EXCERPTED RECORDS:

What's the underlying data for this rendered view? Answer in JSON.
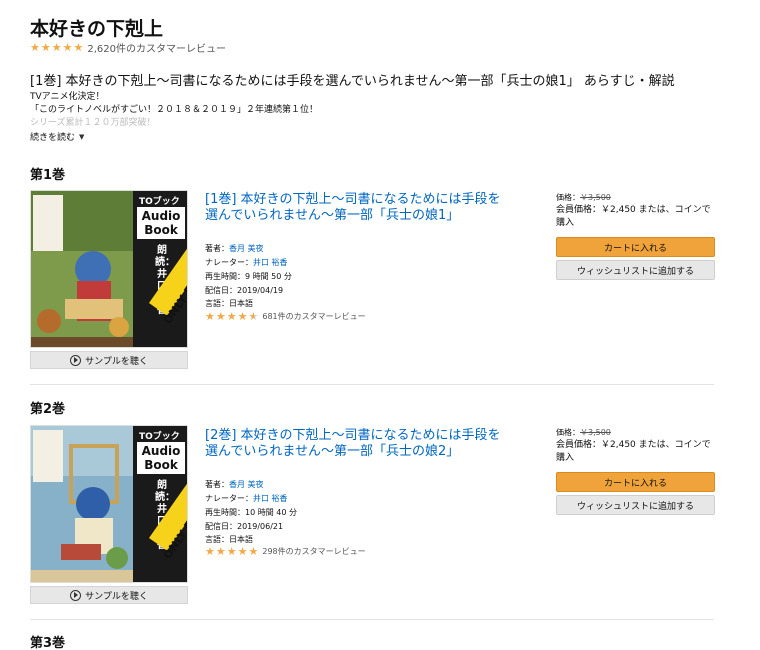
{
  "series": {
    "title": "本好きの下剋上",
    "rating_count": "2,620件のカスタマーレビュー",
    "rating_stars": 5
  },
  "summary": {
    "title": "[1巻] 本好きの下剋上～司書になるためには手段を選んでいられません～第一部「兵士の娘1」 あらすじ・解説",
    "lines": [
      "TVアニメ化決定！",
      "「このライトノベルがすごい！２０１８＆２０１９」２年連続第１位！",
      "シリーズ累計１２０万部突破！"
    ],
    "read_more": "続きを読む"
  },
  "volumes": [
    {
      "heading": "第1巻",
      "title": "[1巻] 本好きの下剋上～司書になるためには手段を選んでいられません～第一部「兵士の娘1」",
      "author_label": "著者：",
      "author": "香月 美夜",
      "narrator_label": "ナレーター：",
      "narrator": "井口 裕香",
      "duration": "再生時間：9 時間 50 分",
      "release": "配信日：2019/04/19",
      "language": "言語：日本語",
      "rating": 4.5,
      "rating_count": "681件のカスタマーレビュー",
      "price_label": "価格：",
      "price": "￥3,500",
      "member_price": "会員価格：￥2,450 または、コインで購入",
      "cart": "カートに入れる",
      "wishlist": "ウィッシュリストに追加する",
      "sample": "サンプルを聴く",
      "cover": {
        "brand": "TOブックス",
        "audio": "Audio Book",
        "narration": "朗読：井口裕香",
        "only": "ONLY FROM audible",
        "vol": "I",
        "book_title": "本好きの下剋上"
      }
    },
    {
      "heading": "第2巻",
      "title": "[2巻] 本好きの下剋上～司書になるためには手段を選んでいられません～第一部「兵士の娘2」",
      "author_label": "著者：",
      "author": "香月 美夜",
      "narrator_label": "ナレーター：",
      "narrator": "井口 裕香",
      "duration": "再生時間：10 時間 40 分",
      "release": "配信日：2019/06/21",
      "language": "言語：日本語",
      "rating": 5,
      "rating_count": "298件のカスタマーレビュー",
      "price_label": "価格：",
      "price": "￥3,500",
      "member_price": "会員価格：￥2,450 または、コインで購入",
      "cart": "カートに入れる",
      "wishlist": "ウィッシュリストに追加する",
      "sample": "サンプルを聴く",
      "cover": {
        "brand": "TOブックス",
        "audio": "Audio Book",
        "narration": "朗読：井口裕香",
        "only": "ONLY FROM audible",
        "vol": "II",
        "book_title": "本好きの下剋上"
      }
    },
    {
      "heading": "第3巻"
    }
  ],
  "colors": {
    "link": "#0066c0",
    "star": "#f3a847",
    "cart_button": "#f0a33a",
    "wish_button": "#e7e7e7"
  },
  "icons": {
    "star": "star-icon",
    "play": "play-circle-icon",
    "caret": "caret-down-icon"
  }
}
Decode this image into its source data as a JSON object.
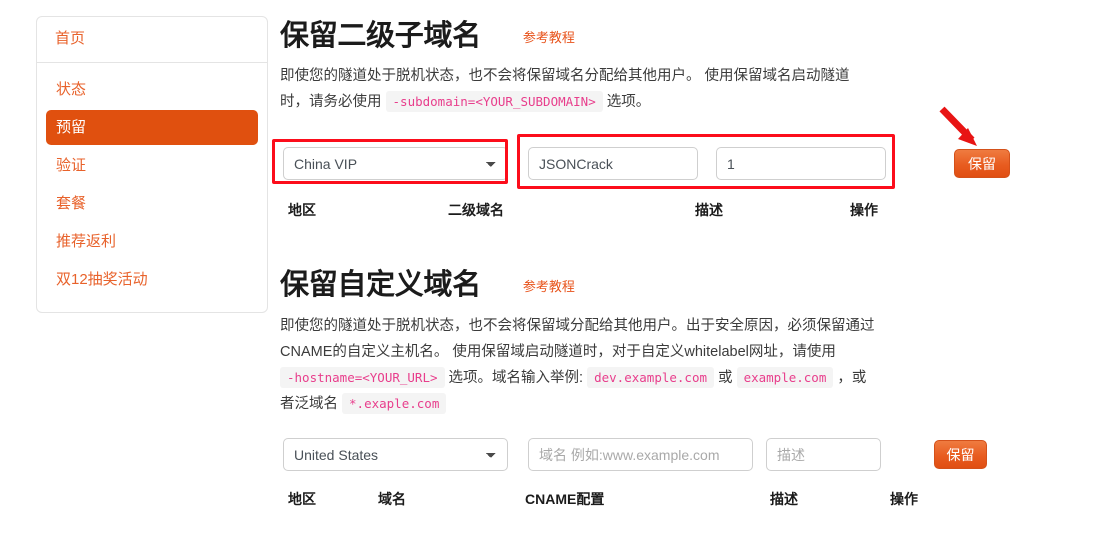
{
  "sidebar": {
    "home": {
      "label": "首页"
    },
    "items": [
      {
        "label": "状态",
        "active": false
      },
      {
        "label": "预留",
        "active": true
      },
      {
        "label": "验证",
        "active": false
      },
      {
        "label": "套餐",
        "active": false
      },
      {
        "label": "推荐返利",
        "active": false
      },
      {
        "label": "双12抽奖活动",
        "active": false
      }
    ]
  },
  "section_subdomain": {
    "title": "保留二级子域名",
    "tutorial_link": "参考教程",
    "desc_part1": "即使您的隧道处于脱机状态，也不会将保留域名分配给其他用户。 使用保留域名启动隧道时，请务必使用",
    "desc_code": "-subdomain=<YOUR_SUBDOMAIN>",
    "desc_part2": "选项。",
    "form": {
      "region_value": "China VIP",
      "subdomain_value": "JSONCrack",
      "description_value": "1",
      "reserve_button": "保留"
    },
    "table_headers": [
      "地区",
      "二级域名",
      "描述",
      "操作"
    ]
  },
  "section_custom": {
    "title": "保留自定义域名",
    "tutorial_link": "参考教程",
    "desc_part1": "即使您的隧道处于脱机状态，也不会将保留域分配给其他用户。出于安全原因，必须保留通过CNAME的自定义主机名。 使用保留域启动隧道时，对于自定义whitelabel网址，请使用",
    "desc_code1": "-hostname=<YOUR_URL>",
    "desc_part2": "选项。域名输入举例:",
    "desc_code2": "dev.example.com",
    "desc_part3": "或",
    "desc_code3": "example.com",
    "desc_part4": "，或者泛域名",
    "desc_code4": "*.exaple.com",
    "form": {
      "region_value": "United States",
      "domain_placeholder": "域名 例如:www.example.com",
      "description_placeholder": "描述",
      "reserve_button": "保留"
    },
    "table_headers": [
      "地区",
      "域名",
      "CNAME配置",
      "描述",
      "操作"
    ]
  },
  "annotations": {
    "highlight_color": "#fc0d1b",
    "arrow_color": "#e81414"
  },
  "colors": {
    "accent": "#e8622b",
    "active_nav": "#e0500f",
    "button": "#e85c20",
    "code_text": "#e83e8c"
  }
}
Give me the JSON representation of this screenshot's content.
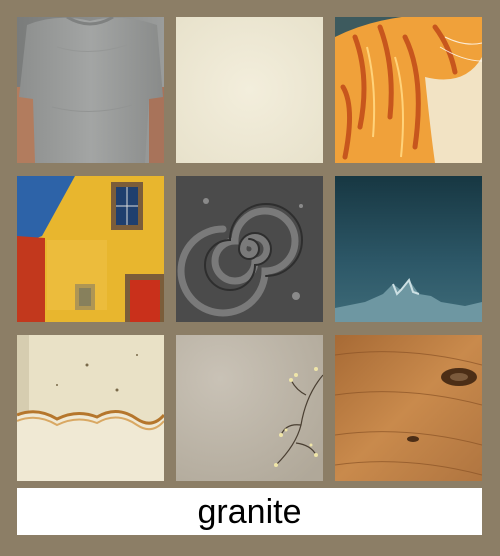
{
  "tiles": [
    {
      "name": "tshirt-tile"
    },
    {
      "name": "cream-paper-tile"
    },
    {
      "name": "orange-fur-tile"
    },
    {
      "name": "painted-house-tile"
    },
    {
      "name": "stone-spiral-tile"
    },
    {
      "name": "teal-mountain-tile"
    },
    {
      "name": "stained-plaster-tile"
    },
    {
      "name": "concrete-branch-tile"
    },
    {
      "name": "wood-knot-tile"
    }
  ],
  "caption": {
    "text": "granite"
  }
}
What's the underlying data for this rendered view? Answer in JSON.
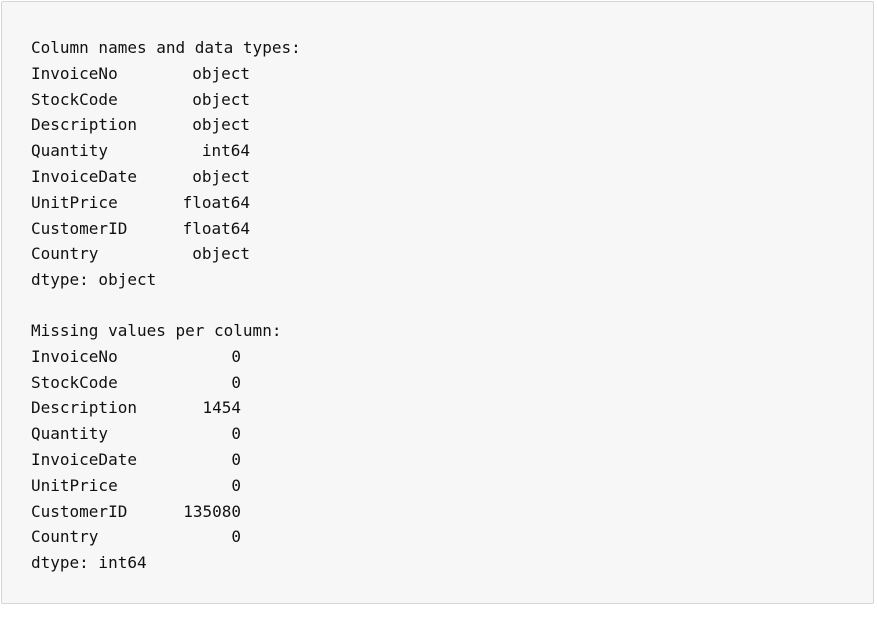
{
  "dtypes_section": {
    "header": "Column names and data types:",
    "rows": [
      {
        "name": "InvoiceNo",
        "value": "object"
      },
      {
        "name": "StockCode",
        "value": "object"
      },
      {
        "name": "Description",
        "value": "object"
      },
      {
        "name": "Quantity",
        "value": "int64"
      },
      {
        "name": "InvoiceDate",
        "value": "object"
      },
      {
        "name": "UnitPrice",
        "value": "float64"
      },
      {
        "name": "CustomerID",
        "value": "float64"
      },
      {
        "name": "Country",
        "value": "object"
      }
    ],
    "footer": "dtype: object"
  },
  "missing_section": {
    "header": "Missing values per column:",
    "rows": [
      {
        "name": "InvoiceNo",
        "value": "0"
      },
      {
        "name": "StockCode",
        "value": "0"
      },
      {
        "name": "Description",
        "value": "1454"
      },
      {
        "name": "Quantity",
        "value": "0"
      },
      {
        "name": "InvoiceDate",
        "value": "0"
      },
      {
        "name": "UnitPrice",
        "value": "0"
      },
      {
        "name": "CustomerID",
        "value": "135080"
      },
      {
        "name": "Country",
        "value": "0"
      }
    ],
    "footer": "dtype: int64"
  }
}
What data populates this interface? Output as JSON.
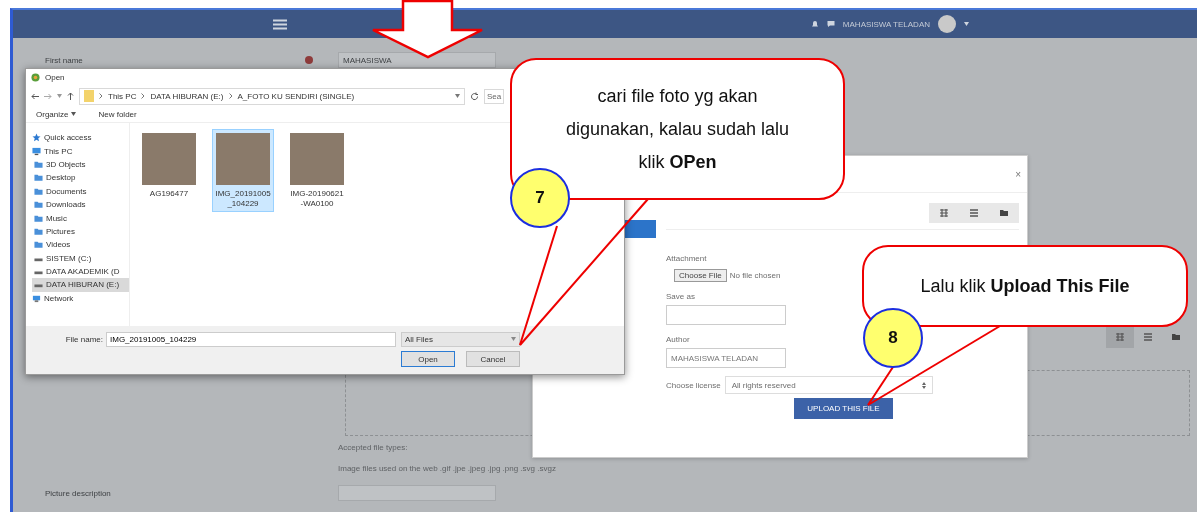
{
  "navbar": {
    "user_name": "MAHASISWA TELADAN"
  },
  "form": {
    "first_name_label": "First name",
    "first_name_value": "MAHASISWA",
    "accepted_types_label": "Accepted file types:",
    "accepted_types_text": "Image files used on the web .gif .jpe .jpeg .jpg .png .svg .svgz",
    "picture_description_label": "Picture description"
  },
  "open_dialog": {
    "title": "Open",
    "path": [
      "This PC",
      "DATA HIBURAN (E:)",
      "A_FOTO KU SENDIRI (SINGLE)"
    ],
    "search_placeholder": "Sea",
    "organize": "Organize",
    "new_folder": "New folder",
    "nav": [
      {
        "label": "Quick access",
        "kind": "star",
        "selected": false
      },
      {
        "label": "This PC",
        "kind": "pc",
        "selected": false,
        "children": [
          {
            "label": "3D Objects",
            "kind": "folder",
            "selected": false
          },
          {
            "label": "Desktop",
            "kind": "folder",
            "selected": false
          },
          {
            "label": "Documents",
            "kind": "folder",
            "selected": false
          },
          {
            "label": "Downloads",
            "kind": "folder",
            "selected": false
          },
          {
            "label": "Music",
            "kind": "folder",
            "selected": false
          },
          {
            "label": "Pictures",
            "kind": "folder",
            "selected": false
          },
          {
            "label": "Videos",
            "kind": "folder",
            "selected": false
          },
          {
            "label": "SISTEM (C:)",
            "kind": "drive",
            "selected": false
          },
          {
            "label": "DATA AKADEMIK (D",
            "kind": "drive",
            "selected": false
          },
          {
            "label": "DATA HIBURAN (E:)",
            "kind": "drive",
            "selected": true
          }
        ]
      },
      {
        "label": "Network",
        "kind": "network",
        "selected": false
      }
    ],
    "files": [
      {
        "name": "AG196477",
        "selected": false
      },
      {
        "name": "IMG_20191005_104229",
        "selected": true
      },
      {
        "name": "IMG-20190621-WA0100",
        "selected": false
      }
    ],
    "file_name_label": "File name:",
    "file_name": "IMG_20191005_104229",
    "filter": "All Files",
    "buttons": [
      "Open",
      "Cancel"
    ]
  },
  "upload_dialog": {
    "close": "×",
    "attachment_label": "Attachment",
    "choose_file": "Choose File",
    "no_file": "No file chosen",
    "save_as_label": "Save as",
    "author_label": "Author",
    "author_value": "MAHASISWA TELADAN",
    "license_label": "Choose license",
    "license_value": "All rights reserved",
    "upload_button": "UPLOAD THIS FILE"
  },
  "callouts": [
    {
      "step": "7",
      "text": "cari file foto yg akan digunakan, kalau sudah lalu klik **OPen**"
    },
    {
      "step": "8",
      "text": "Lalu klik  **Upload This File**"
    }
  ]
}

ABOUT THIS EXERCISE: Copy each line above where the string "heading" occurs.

TASK RESPONSE:
      "heading": "第1巻",
      "heading": "第2巻",
      "heading": "第3巻"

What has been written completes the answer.